╭──

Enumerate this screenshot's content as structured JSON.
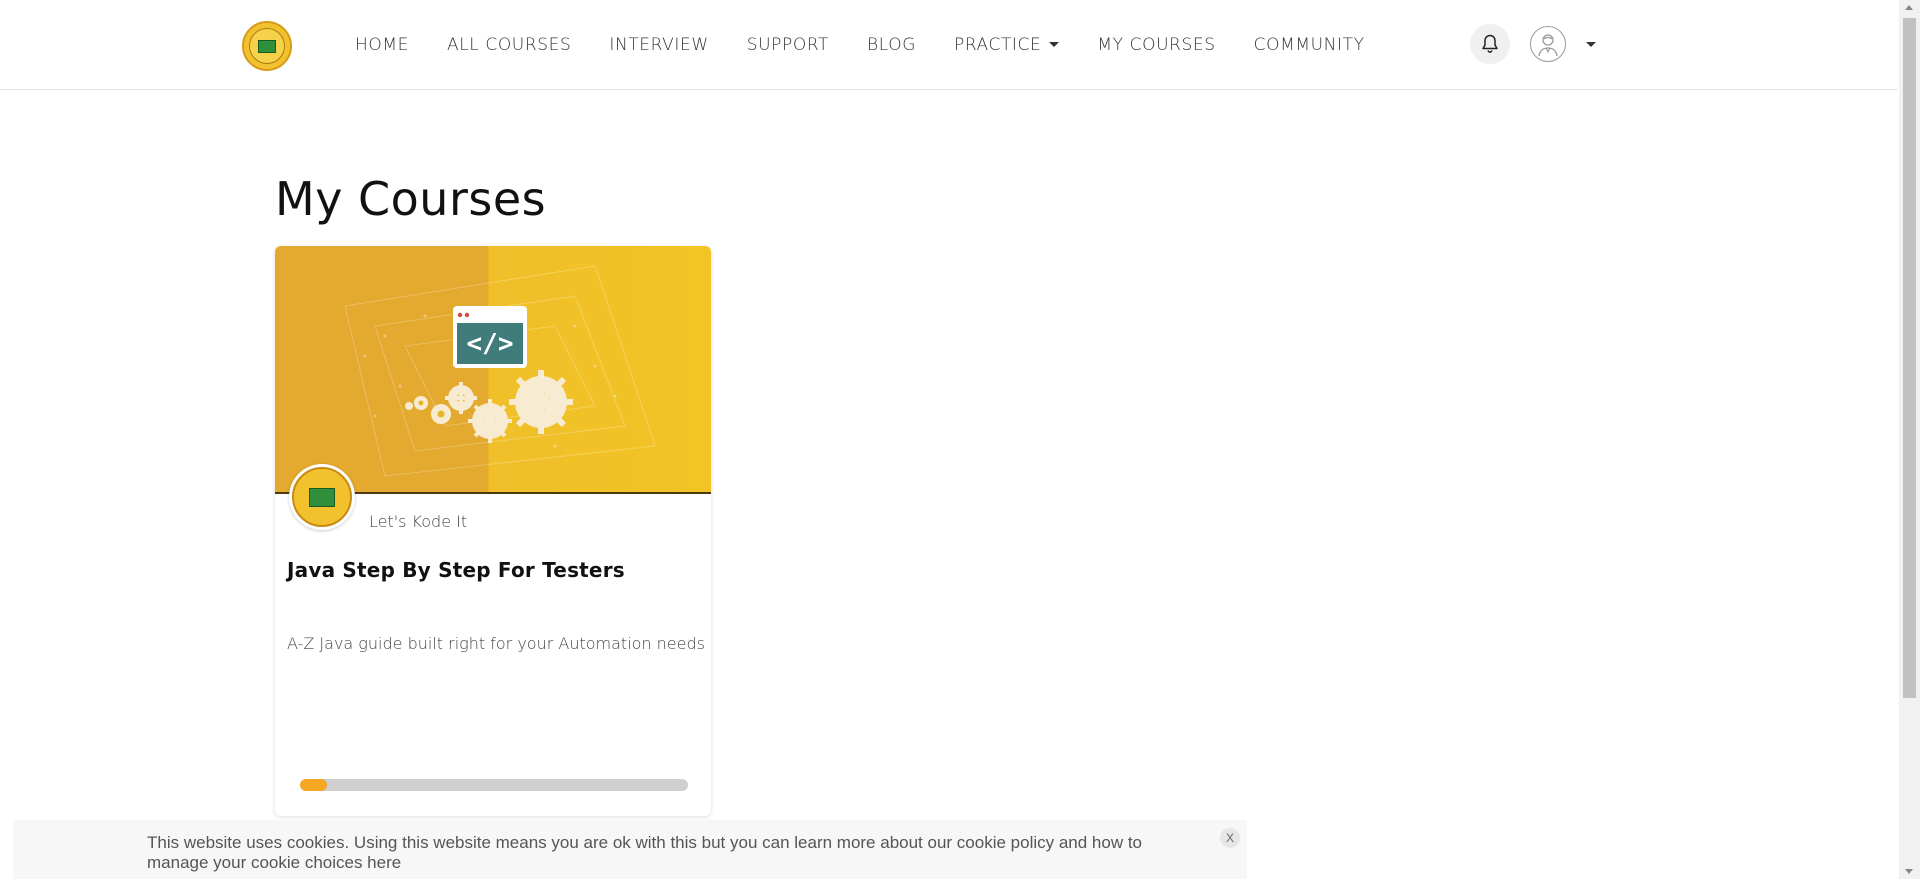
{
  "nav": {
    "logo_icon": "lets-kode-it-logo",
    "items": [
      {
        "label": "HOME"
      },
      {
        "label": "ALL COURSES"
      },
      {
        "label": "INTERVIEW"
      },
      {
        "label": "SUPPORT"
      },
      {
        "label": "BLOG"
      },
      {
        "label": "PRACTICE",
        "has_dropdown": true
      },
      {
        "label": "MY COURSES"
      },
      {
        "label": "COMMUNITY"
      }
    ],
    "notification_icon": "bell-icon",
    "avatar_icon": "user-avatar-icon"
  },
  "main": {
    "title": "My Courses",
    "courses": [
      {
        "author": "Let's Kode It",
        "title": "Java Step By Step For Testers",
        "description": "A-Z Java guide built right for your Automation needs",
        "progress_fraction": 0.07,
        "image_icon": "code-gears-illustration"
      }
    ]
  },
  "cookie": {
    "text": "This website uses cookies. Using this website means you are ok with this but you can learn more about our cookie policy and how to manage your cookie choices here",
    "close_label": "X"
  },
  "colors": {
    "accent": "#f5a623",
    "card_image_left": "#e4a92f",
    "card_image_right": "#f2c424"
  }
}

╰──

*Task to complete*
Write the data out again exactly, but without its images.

*Answer box*
Enumerate this screenshot's content as structured JSON.
{
  "nav": {
    "logo_icon": "lets-kode-it-logo",
    "items": [
      {
        "label": "HOME"
      },
      {
        "label": "ALL COURSES"
      },
      {
        "label": "INTERVIEW"
      },
      {
        "label": "SUPPORT"
      },
      {
        "label": "BLOG"
      },
      {
        "label": "PRACTICE",
        "has_dropdown": true
      },
      {
        "label": "MY COURSES"
      },
      {
        "label": "COMMUNITY"
      }
    ],
    "notification_icon": "bell-icon",
    "avatar_icon": "user-avatar-icon"
  },
  "main": {
    "title": "My Courses",
    "courses": [
      {
        "author": "Let's Kode It",
        "title": "Java Step By Step For Testers",
        "description": "A-Z Java guide built right for your Automation needs",
        "progress_fraction": 0.07,
        "image_icon": "code-gears-illustration"
      }
    ]
  },
  "cookie": {
    "text": "This website uses cookies. Using this website means you are ok with this but you can learn more about our cookie policy and how to manage your cookie choices here",
    "close_label": "X"
  },
  "colors": {
    "accent": "#f5a623",
    "card_image_left": "#e4a92f",
    "card_image_right": "#f2c424"
  }
}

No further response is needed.